Ok - better go now...

Yours, MIke H...

Subject: Sunbirds
Date: Mon, 08 Jun 1998 22:31:42 +0800
From: Michael Hartley
To: family


I found out the name of the bird, by asking on the internet newsgroup "rec.birds". Check out the thread entitled "What tropical bird is this". If you don't where to look, go to and search for "tropical bird"

 Anyway, the bird is called an "Olive-Backed Sunbird". Its scientific name is "Nectarina Jugularis", and apparently it is also found in the tropical parts of Australia, where it goes by the name "Yellow-Bellied Sunbird". Does dad have a book on birds of Australia? If so, there may be a picture in there... Failing that, there is a painting on the net at [MH : link broken] - check it out!

As I mentioned, the eggs have hatched.
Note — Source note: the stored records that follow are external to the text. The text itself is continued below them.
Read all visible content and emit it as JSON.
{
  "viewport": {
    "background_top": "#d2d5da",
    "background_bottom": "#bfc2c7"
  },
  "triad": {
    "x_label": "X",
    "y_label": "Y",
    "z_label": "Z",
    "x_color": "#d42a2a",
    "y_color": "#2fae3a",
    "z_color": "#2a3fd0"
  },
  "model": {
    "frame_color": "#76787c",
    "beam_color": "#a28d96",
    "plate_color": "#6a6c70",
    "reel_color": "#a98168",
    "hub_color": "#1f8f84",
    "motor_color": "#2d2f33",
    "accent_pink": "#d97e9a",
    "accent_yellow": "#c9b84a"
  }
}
Both male and female help out in the feeding, but they have become much more circumspect in approaching the nest - instead of flying straight there, they will land far off, then land nearer, then close by, all the while looking to see if there is any evidence at all of humans about.
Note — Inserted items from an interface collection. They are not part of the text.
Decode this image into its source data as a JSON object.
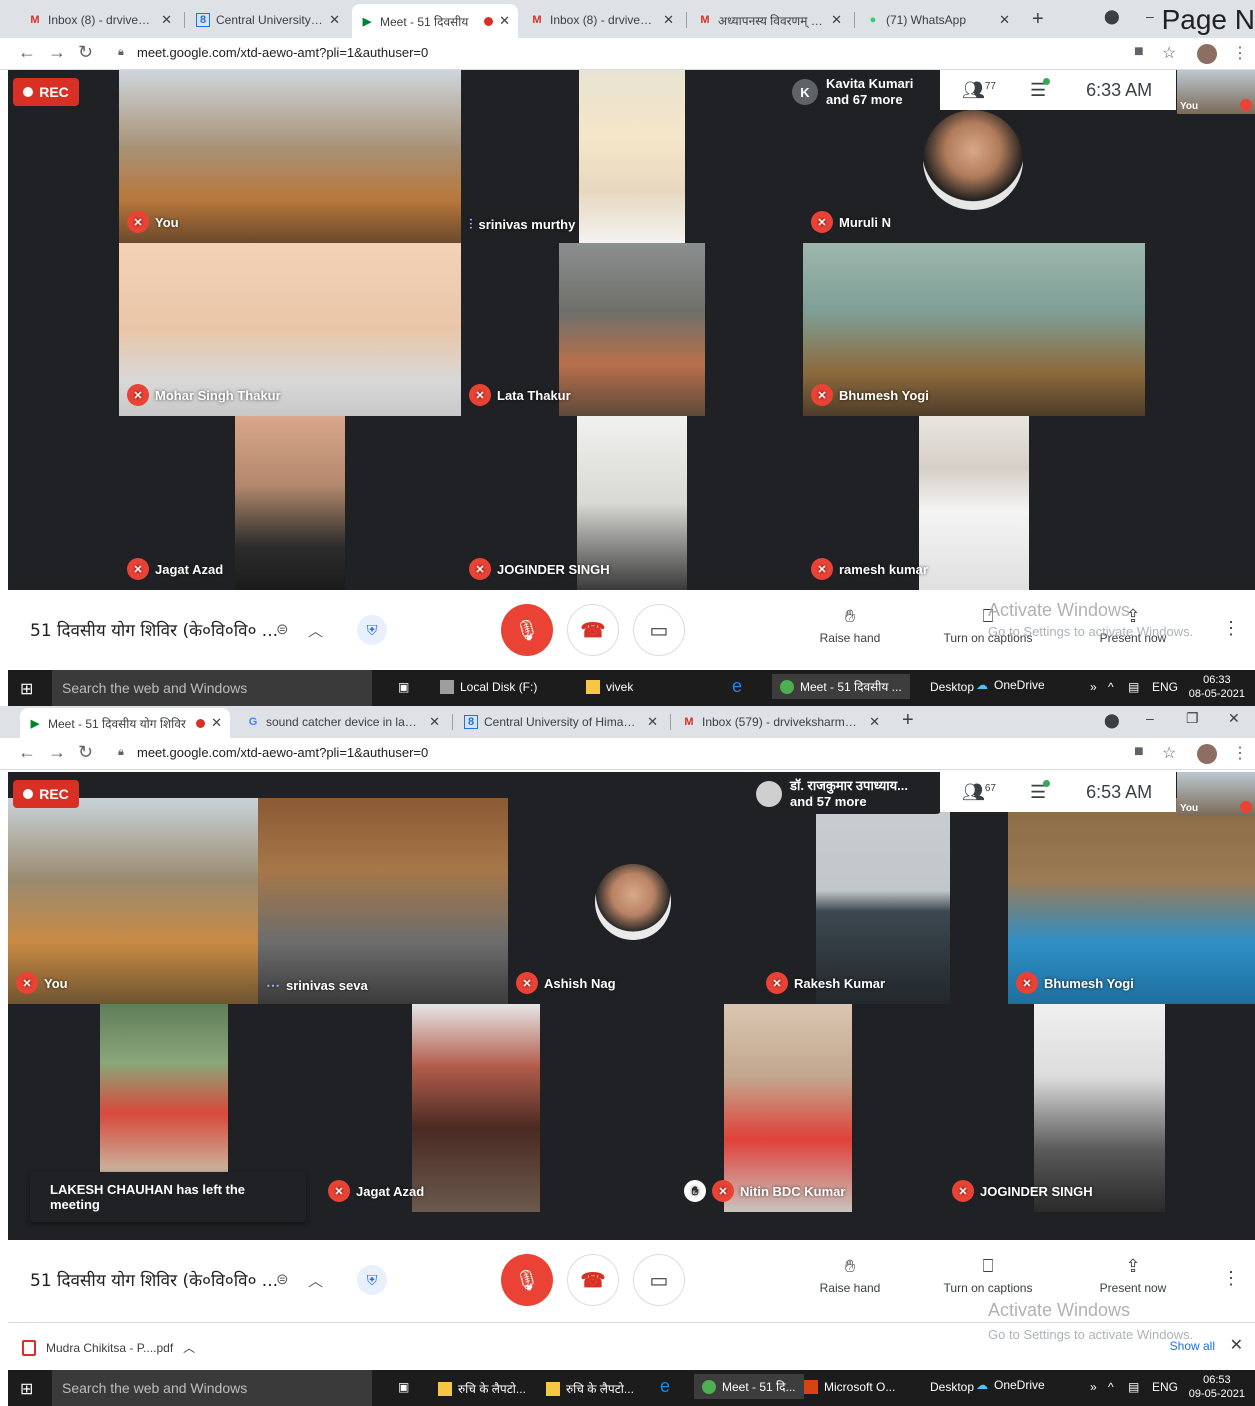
{
  "page_number_label": "Page N",
  "shot1": {
    "tabs": [
      {
        "icon": "gmail-icon",
        "title": "Inbox (8) - drvivekshar"
      },
      {
        "icon": "cuhp-icon",
        "title": "Central University of H"
      },
      {
        "icon": "meet-icon",
        "title": "Meet - 51 दिवसीय"
      },
      {
        "icon": "gmail-icon",
        "title": "Inbox (8) - drvivekshar"
      },
      {
        "icon": "gmail-icon",
        "title": "अध्यापनस्य विवरणम् - dr"
      },
      {
        "icon": "whatsapp-icon",
        "title": "(71) WhatsApp"
      }
    ],
    "url": "meet.google.com/xtd-aewo-amt?pli=1&authuser=0",
    "rec": "REC",
    "presenter_initial": "K",
    "presenter_line1": "Kavita Kumari",
    "presenter_line2": "and 67 more",
    "people_count": "77",
    "time": "6:33 AM",
    "self_label": "You",
    "participants": [
      "You",
      "srinivas murthy",
      "Muruli N",
      "Mohar Singh Thakur",
      "Lata Thakur",
      "Bhumesh Yogi",
      "Jagat Azad",
      "JOGINDER SINGH",
      "ramesh kumar"
    ],
    "meeting_title": "51 दिवसीय योग शिविर (के०वि०वि० ...",
    "raise_hand": "Raise hand",
    "captions": "Turn on captions",
    "present": "Present now",
    "watermark1": "Activate Windows",
    "watermark2": "Go to Settings to activate Windows.",
    "taskbar": {
      "search": "Search the web and Windows",
      "items": [
        "Local Disk (F:)",
        "vivek",
        "Meet - 51 दिवसीय ...",
        "Desktop",
        "OneDrive"
      ],
      "lang": "ENG",
      "time": "06:33",
      "date": "08-05-2021"
    }
  },
  "shot2": {
    "tabs": [
      {
        "icon": "meet-icon",
        "title": "Meet - 51 दिवसीय योग शिविर"
      },
      {
        "icon": "google-icon",
        "title": "sound catcher device in laptop -"
      },
      {
        "icon": "cuhp-icon",
        "title": "Central University of Himachal Pr"
      },
      {
        "icon": "gmail-icon",
        "title": "Inbox (579) - drviveksharma.skt@"
      }
    ],
    "url": "meet.google.com/xtd-aewo-amt?pli=1&authuser=0",
    "rec": "REC",
    "presenter_line1": "डॉ. राजकुमार उपाध्याय...",
    "presenter_line2": "and 57 more",
    "people_count": "67",
    "time": "6:53 AM",
    "self_label": "You",
    "participants": [
      "You",
      "srinivas seva",
      "Ashish Nag",
      "Rakesh Kumar",
      "Bhumesh Yogi",
      "Jagat Azad",
      "Nitin BDC Kumar",
      "JOGINDER SINGH"
    ],
    "toast": "LAKESH CHAUHAN has left the meeting",
    "meeting_title": "51 दिवसीय योग शिविर (के०वि०वि० ...",
    "raise_hand": "Raise hand",
    "captions": "Turn on captions",
    "present": "Present now",
    "watermark1": "Activate Windows",
    "watermark2": "Go to Settings to activate Windows.",
    "download": "Mudra Chikitsa - P....pdf",
    "show_all": "Show all",
    "taskbar": {
      "search": "Search the web and Windows",
      "items": [
        "रुचि के लैपटो...",
        "रुचि के लैपटो...",
        "Meet - 51 दि...",
        "Microsoft O...",
        "Desktop",
        "OneDrive"
      ],
      "lang": "ENG",
      "time": "06:53",
      "date": "09-05-2021"
    }
  },
  "colors": {
    "mute_red": "#ea4335",
    "rec_red": "#d93025",
    "meet_bg": "#202124",
    "accent_blue": "#1a73e8"
  }
}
I was able to get my first proper glimpse of the chicks this morning - They are large enough to be seen through the hole when they extend their necks for food. Their beaks are quite short at the moment, compared to the parents.

This afternoon, someone who thought the nest had been abandoned cut it off the line - until to their shock they saw the chicks inside! They quickly did their best to stick it back to the clothesline with sticky tape. It seems to have worked - the mother is on the nest now - uncomfortably so, because her kids keep squirming around underneath her. I guess it will get more like that as the weeks go by.. :-)

Subject: Sorry no email...
Date: Sat, 20 Jun 1998 14:42:45 +0800
From: Michael Hartley
To: family


Sorry I've been silent for a while - my computer died, and so I spent last weekend trying to fix it... It's getting better now, but still not perfectly in working order...

Anyway - the big news is that the birdlings have finally left their nest. It appears that there were two daughters, but I'm not sure, because maybe the plumage changes colour after they leave the nest. I walked out one morning and saw that one of the two young birds was sitting on the balcony - he had stunted-looking wings and tail, but he (or she) was still able to fly - clumsily! The first time I saw him fly was when I got too close, and he took off in an arc that ended suddenly against the window. In his next flight, he got halfway across the road before "chickening" (pardon the almost-but-not-quite pun) out. One interesting thing is that the parents still came to feed the chick after it had left the nest! And to toilet-train it... The birds have this gross habit - So that they don't mess up the nest, when the young one wants to go, he turns around in the nest, and then does his business, which the adult bird catches in his/her beak before flying away with it.

When I got back after work, the nest was empty - I suspect it is in fact abandoned now that the cycle is over...